▸ **Task brief**: Within this material, find every line where the string "name" appears, and copy it out.
────────────────────────────────────────
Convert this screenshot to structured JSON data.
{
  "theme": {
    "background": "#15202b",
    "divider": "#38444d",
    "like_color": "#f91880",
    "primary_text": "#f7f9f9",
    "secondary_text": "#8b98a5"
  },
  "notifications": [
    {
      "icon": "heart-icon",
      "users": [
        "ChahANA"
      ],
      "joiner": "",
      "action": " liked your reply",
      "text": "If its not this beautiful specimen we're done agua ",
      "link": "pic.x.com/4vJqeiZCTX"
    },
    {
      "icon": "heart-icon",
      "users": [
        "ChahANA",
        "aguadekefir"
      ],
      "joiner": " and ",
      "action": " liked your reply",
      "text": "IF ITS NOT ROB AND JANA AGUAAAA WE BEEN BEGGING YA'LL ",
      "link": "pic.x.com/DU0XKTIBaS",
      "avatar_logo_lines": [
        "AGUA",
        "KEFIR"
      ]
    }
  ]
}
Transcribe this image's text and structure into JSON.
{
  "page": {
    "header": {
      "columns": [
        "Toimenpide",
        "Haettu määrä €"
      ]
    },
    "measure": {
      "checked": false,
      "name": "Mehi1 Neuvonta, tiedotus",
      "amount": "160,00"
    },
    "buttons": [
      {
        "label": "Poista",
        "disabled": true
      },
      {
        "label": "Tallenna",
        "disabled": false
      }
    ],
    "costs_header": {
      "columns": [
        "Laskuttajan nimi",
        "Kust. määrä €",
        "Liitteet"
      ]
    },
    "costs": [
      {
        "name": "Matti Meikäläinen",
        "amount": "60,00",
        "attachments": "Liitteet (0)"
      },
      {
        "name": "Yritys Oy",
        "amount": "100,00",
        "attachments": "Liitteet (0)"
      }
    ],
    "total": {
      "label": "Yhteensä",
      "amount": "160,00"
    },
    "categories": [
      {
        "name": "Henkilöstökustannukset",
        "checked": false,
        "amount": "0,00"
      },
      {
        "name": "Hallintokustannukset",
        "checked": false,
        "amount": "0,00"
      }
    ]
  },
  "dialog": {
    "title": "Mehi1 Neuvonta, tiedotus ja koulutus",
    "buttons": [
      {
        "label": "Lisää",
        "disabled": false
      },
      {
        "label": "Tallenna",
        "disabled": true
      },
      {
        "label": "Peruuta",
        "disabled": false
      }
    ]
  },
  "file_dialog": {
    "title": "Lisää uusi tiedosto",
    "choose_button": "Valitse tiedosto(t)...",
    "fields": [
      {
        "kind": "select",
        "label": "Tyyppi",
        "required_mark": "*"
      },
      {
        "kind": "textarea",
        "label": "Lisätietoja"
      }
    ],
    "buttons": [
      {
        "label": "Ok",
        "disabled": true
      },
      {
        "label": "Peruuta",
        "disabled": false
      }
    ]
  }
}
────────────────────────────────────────
▸ **Exercise solution**:
      "name": "Mehi1 Neuvonta, tiedotus",
        "name": "Matti Meikäläinen",
        "name": "Yritys Oy",
        "name": "Henkilöstökustannukset",
        "name": "Hallintokustannukset",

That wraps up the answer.